**Your assignment**
Which lines of the listing hold the string "this"? Show each of them.

**Records to process**
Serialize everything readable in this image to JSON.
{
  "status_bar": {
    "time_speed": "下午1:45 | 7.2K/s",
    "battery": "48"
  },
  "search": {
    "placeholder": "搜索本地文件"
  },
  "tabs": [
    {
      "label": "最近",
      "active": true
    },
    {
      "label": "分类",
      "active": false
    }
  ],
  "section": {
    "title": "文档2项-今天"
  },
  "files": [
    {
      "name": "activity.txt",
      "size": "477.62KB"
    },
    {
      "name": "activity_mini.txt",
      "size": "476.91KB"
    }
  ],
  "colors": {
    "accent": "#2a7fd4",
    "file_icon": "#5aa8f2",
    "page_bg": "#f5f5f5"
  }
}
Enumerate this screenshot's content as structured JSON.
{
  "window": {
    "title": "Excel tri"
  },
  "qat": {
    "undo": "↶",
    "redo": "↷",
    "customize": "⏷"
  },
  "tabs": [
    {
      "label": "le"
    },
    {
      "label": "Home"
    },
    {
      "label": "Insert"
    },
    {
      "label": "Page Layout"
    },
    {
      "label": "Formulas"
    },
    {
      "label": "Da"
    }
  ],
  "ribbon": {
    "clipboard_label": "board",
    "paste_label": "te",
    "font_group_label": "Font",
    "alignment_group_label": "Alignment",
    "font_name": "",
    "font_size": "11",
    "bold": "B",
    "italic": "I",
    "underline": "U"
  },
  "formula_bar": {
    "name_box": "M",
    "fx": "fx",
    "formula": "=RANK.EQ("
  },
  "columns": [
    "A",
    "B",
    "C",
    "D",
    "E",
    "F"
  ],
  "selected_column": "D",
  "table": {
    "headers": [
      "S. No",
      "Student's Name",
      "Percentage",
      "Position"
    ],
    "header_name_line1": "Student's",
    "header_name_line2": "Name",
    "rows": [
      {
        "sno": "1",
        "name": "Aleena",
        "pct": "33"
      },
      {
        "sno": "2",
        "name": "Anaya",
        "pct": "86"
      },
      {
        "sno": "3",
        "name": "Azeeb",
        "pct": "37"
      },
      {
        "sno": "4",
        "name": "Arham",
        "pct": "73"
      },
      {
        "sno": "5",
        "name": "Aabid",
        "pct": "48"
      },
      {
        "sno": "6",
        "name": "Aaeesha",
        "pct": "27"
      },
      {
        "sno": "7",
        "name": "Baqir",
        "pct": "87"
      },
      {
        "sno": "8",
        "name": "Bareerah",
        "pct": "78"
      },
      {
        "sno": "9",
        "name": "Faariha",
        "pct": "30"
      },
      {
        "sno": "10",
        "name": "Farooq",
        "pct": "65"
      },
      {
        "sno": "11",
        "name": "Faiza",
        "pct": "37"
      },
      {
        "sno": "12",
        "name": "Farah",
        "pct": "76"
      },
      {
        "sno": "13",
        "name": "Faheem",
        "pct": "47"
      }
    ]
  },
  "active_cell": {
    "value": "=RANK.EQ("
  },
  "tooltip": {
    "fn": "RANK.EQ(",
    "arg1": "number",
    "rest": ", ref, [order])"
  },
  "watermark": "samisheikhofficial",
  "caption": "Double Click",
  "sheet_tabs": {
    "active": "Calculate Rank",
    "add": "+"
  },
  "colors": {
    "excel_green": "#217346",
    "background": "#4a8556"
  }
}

**Task output**
Serialize everything readable in this image to JSON.
Enumerate this screenshot's content as structured JSON.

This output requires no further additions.